Friday, August 14, 2009

O'Hanlon Calls For an Armed Peace Corps

We've all heard how once a high percentage of Ivy League graduates served in the military, but now few liberal, well-off, and elite-educated (service academies aside) students want to or are willing to serve. Truman Project Fellow and Brooking Institute Senior Fellow Michael O'Hanlon may have come up with a solution (although he doesn't identify it as such) in a Washington Post op-ed: essentially a militarized Peace Corps.
O'Hanlon describes the current situation in the Congo and compares it to Darfur, where many in the United States wanted to do something and the best humanitarian assistance might have been troops on the ground providing security, but with the military stretched thin as it is by extended deployments to Iraq and Afghanistan even considering it was impossible.
He proposes creating a "peace operations division" of 15,000 soldiers, of which 3-4,000 or so would be deployed at any one time. The troops would be specifically recruited for this humanitarian division, would only serve two years, and would have more experienced officers and NCOs, including those driven away by the stupidity of "don't ask, don't tell." A more lovable, more liberal, military. The Peace Corps with guns.
It's an interesting concept, and I think encouraging a broader spectrum of young people to serve our country would benefit both the individuals and the military, but I also see some major flaws. Having a "special" force liberal interventionist troops with many gay leaders, and you want them to be less well trained and go on softer missions? Wouldn't that just reinforce stereotypes? Instead create specific training for humanitarian/peacekeeping/nation building missions for our current troops. Undertake those types of missions if they make sense to our national interest. Use various methods, including touting those missions, to recruit from a broader spectrum of young Americans. And repeal DADT. But don't create an alternative, wimpier, military for liberals and gays.


  1. I think his analysis of the risks is shockingly naïve. To wit:

    "First, those volunteering would understand the risks and accept them."

    Would they really understand the risks? A brief training stint on some U.S. military base is hardly going to prepare them psychologically for the rigors of potential armed conflict against irregular forces in some remote African jungle. And is the fact that they accept the risk going to mitigate the danger, or placate their families and the American public when some of them are killed?

    "Second, in most civil conflicts such as Congo's, possible adversarial forces are not sophisticated."

    It doesn't sound like the personnel we would be sending would be all that sophisticated either. Besides, how sophisticated would the adversary need to be in order to use their own home turf to stage ambushes and then fade back into the jungle? An African firing an AK-47 can kill Americans just as well as any Taliban fighter.

    "They would largely monitor villages and refugee camps, inspect individuals to make sure they did not have illicit weapons, and call for help if they came under concerted attack."

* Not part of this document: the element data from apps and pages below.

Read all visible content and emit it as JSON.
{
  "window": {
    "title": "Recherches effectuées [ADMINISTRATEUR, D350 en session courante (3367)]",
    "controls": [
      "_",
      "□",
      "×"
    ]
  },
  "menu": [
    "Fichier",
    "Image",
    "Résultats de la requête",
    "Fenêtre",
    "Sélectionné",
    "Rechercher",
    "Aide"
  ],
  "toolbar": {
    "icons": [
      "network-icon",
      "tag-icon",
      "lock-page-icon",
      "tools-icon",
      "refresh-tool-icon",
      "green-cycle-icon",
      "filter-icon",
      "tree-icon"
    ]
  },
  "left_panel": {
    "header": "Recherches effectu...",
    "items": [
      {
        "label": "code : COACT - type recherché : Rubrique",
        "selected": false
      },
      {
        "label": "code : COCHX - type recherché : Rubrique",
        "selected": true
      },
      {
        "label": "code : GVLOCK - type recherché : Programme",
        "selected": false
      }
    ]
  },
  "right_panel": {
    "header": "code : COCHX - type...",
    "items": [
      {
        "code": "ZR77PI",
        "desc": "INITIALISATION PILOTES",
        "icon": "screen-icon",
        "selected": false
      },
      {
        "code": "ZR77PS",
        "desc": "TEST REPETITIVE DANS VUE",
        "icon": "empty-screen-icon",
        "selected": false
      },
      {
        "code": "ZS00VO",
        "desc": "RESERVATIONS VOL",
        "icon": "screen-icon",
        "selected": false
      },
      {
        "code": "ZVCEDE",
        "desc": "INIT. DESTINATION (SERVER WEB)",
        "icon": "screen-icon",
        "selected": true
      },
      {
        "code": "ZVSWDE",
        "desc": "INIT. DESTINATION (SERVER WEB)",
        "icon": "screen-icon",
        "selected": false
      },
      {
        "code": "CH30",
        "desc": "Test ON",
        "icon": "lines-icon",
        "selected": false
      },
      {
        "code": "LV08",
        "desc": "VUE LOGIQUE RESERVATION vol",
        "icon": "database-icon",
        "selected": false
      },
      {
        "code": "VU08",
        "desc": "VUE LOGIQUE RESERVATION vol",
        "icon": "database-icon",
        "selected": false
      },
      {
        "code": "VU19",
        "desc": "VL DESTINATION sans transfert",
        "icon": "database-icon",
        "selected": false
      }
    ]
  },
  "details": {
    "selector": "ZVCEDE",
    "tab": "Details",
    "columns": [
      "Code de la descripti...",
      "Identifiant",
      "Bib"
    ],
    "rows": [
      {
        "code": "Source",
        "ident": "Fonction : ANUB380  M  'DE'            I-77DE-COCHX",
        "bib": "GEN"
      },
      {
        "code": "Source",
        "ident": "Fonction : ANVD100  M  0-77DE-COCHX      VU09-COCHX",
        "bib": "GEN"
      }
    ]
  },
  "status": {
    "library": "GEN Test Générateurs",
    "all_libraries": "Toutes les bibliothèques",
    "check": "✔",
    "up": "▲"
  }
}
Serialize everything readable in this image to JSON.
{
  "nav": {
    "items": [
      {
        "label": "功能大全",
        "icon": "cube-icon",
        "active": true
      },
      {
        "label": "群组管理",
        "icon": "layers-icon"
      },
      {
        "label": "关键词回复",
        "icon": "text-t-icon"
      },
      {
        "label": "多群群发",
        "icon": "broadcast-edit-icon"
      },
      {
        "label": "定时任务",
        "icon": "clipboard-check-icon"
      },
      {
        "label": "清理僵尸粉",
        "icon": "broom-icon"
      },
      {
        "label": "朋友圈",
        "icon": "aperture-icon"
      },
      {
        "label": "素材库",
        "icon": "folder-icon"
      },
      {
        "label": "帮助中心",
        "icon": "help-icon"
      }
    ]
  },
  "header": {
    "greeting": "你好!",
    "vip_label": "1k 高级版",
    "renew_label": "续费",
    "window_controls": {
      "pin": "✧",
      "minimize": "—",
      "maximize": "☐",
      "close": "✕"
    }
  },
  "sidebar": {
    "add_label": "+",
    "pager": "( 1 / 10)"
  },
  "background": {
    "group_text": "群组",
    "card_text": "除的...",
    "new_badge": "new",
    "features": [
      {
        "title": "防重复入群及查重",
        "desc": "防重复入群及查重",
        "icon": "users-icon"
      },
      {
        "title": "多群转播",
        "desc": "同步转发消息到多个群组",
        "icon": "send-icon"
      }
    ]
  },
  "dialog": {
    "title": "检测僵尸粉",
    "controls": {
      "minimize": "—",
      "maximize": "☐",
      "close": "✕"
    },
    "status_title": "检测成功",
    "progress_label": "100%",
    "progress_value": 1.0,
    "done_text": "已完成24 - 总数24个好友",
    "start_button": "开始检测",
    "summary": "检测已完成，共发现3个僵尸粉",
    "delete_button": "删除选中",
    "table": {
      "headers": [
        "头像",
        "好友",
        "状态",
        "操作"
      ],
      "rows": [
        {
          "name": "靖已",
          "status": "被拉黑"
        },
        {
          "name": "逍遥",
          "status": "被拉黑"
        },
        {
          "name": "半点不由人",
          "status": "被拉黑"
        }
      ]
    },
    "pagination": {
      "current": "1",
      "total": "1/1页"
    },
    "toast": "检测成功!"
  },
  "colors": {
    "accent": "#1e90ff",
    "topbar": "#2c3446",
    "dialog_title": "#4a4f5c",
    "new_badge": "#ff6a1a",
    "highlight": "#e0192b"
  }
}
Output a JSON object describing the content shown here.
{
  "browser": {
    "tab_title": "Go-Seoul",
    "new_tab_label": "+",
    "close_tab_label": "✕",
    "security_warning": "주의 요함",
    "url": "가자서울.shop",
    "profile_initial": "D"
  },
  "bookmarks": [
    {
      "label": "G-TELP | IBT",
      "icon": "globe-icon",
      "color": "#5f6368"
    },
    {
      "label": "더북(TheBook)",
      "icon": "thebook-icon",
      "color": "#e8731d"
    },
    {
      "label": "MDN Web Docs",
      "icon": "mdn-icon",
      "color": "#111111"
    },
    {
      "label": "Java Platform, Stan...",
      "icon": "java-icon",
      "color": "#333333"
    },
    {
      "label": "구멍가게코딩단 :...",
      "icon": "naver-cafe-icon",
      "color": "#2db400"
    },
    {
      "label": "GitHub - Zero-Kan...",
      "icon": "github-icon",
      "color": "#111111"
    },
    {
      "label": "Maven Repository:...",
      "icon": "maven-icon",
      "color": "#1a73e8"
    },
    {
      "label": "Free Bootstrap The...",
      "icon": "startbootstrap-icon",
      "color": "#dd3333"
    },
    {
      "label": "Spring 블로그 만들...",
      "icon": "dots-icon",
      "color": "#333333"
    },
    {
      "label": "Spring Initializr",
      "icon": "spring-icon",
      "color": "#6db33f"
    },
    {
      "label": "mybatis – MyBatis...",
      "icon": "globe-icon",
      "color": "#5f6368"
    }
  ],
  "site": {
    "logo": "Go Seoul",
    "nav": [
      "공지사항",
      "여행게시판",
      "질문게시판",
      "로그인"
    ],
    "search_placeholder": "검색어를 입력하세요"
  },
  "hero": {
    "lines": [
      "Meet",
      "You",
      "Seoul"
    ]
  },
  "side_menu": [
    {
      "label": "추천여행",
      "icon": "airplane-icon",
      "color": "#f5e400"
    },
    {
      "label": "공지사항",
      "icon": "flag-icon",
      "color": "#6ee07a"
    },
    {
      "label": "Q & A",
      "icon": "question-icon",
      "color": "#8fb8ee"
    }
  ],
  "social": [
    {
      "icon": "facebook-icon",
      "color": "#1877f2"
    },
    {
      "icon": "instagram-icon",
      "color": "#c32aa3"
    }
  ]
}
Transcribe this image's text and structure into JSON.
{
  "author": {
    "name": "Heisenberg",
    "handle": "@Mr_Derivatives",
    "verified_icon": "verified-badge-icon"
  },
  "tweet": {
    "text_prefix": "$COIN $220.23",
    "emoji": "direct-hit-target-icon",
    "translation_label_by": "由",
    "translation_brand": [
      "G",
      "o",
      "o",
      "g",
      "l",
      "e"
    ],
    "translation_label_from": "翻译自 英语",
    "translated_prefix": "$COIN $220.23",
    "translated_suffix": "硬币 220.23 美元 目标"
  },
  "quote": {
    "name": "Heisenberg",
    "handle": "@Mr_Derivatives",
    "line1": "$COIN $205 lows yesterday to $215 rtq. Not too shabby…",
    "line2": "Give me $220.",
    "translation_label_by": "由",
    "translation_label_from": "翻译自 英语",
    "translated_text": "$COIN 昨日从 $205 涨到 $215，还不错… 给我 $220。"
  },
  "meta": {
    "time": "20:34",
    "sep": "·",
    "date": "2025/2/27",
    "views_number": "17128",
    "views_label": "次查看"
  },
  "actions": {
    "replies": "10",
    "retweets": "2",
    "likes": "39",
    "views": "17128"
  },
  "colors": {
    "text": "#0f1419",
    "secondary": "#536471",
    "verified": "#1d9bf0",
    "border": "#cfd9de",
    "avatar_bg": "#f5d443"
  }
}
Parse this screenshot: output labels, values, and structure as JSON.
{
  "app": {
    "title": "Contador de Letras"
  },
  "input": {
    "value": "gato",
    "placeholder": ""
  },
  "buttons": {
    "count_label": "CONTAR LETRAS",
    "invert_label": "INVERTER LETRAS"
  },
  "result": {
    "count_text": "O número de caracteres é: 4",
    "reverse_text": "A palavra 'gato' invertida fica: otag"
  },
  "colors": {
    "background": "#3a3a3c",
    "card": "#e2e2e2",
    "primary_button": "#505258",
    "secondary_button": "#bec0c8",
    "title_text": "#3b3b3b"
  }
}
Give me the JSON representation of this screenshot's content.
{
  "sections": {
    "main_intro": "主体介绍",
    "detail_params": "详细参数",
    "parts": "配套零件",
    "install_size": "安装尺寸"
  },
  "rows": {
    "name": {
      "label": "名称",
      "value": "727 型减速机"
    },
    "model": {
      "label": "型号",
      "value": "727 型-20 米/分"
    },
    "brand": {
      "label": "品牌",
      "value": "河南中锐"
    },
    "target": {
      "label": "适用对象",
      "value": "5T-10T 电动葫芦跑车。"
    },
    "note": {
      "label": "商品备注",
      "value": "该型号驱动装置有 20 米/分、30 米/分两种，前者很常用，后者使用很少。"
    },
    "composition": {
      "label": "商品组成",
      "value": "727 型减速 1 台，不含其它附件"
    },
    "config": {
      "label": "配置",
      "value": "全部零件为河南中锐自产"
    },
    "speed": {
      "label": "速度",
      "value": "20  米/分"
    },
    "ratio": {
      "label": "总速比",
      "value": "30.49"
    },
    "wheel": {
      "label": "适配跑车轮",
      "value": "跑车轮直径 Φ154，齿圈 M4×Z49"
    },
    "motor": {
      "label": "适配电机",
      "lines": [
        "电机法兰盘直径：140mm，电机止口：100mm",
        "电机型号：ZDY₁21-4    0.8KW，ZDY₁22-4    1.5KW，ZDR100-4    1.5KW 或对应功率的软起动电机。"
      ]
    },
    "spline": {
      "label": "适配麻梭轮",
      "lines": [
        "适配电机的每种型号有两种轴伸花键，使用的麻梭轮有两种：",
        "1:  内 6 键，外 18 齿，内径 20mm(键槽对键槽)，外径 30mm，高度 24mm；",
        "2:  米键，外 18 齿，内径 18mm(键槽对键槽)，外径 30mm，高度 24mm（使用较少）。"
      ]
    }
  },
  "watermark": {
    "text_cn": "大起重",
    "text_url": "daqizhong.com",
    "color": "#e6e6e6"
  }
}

    From Neil Sheehan's account in "A Bright Shining Lie" it seems like our troops in Vietnam spent a lot of time trying to monitor villages, and that wasn't always too easy. What if these individuals they're inspecting do have illicit weapons? Are they likely to tamely submit, or fight back? And who are these troops going to call for help when under attack? Isn't the point that we're sending them instead of the regular Army? If they can't stand up in a firefight, what are they even doing there?

    I don't think this idea has really been thought through, and I concur with Robin that we're better off modifying the training of our current forces than creating a whole new one.

  2. I cringe at the thought of a Peace Corps with guns. That would negate its very purpose. The impetus behind the Peace Corps is that it is non-military and solely humanitarian. If O’Hanlon is indeed proposing the idea of a militarized Peace Corps, then this will certainly pose undue threats to non-combatants in the countries and communities in which volunteers live and work. Furthermore, dumping funding into a new entity of the armed forces is a waste of resources and frankly redundant.

    While the U.S. is the number one provider of assessed contributions to the UN Peacekeeping budget, comprising 25.6% of it in 2008/2009, it is not even listed as one of the top 20 contributors of uniformed personnel to actual peace keeping missions. South Asia dominates in the number of personnel that it contributes (Pakistan, Bangladesh and India together commit nearly 28,500). Rather than argue for a militarized Peace Corps, O’Hanlon should make a stronger pitch to increase U.S. contributions of uniformed personnel to UN PKOs.

    There needs to be a clear distinction between the carrier of the mission and its intended purpose and outcome. While PKOs and humanitarian aid activities are somewhat similar, it’s the service provider who needs to be perceived or protected differently. Rather than argue for a new initiative, we should push for higher contributions to existing institutions. As per O’Hanlon’s suggestion, I disagree and argue that the U.S. doesn’t need a “new type of military unit.”